I’m always interested to hear about how different scholarly communities are changing their communications practices. Things like PLOS One, and projects like PressForward are putting forward interesting and new models for when and where review happens and how we establish credibility and mark for quality. At the recent ScienceOnline conference I had the pleasure of chatting a bit with David Zureick-Brown, a mathematician and one of the founders of MathOverflow. Given how forward thinking much of the math community has been in this scholarly communication space I was thrilled to have a chance to pick his brain about similarities and differences between fields.
High Rates of Rejection in Math Journals: It works different there
I was initially taken back by something David said. It was something like “In my field, if you aren’t getting at least a 50% rejection rate on papers you submit to journals you aren’t aiming high enough.” The idea being, that you should try to get your work into more prestigious journals, and many of these journals have two-year backlogs. In one situation, a paper was rejected that had largely positive reviews because it wasn’t important/exciting enough. This is exactly the thing that projects like PLOSone are set up to get around. To try and stop evaluating papers for quality and start doing a minimal evaluation of them as passing a minimum bar.
Publication happens before Publication
Initially I thought this sounds terrible! You submit your papers, wait for rejections, and then shift down a bit. Wouldn’t this hold up getting your work out there? But then I remembered that Math is different. At this point there is an expectation that you put all your work up on arXiv as soon as they are coherent enough to be called papers. So this review process wasn’t holding up the publication process. As soon as work is done it’s published. People start reading it on arXiv. When I realized this I suggested “Oh, so publication in a journal is actually really just like a mark of quality, it’s like a merit badge.” Now, it’s a really important merit badge in the field, as the quality of the journals you are published in is a key factor for tenure and promotion. So getting a piece published in a particularly prestigious journal is effectively a seal of quality/approval that a given work matters and is significant for the field.
Small Pieces Loosely Kludged
This kluged together system seems like a great outcome. I can’t imagine anyone set out to make this system work this way. Anything can get published on arXiv, at which point anyone can see the work, cite the work, and reference it. The journals are now really just serving as amplifiers. The peer review of this work is actually post publication peer review. In this system it sort of doesn’t matter if journals want to become open access. If they let you put up pre-prints you’re good to go. The content of the journals is already published and open access. It only costs folks money to see the papers if they want to see the fancy PDFs.
It’s largely about when you call it a publication

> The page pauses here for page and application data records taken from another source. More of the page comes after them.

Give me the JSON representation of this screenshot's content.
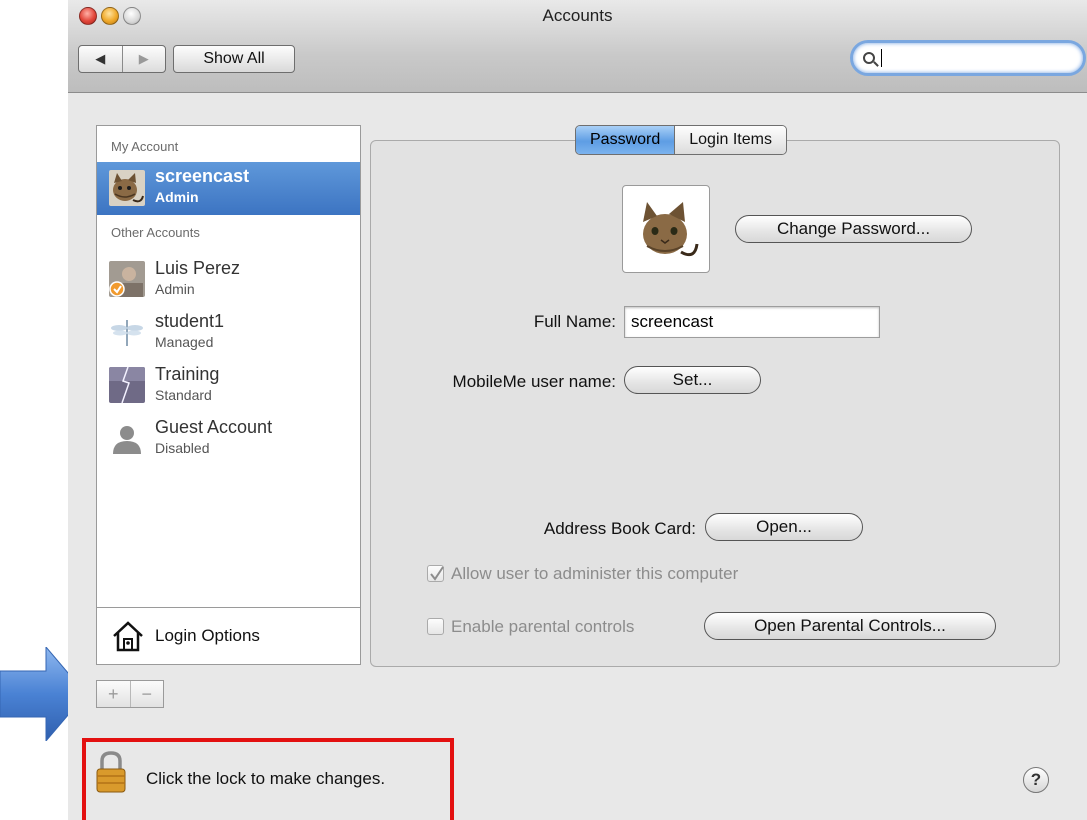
{
  "window": {
    "title": "Accounts",
    "toolbar": {
      "back_glyph": "◀",
      "forward_glyph": "▶",
      "show_all_label": "Show All",
      "search_value": ""
    }
  },
  "sidebar": {
    "my_account_header": "My Account",
    "selected_account": {
      "name": "screencast",
      "role": "Admin"
    },
    "other_accounts_header": "Other Accounts",
    "other_accounts": [
      {
        "name": "Luis Perez",
        "role": "Admin"
      },
      {
        "name": "student1",
        "role": "Managed"
      },
      {
        "name": "Training",
        "role": "Standard"
      },
      {
        "name": "Guest Account",
        "role": "Disabled"
      }
    ],
    "login_options_label": "Login Options",
    "add_glyph": "+",
    "remove_glyph": "−"
  },
  "tabs": [
    {
      "label": "Password",
      "active": true
    },
    {
      "label": "Login Items",
      "active": false
    }
  ],
  "password_pane": {
    "change_password_label": "Change Password...",
    "full_name_label": "Full Name:",
    "full_name_value": "screencast",
    "mobileme_label": "MobileMe user name:",
    "set_label": "Set...",
    "address_book_label": "Address Book Card:",
    "open_label": "Open...",
    "allow_admin_label": "Allow user to administer this computer",
    "allow_admin_checked": true,
    "parental_label": "Enable parental controls",
    "parental_checked": false,
    "open_parental_label": "Open Parental Controls..."
  },
  "footer": {
    "lock_text": "Click the lock to make changes.",
    "help_glyph": "?"
  },
  "colors": {
    "selection": "#3c74c2",
    "highlight_box": "#e31010",
    "arrow": "#4a82d4"
  }
}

So post publication peer review and pre-publication review are actually much more dependent on what we call the publication. Humanities and Social Science folks can just start to put all their stuff up in places like Academia.edu, or up on SSRN before submitting it. In many social sciences at this point this is a standard practice. While I’m a big fan of institutional repositories, I find the situations where the field specific platforms have emerged a bit more exciting. In these cases, the expectations and behaviors of scholars have shifted. It’s the norm to expect that you can see your colleagues work as quickly as it’s come together online in these spaces.
So why doesn’t this happen in History and the Humanities?
The fact that arXiv, SSRN and sites like RePEc and a few other disciplinary networks emerged for sharing scholarship in draft form and that nothing like them has taken off in the humanities is an indictment of the humanities. How come Mathematicians, Astronomers, Economists and a range of other fields could just set up places to share their work and humanists haven’t? As you can see from the Math situation, if a scholarly community just shifts to sharing pre-prints and everybody does it then it basically doesn’t matter what publishers want to do in terms of open access. This is to say that scholars have no one but themselves and their peers to point to if they don’t like how scholarly communication works. As the math case shows, we can patch our scholarly communication system one kludge at a time and end up with a system that embraces broad open access and rapid dissemination and retains merit badges for quality.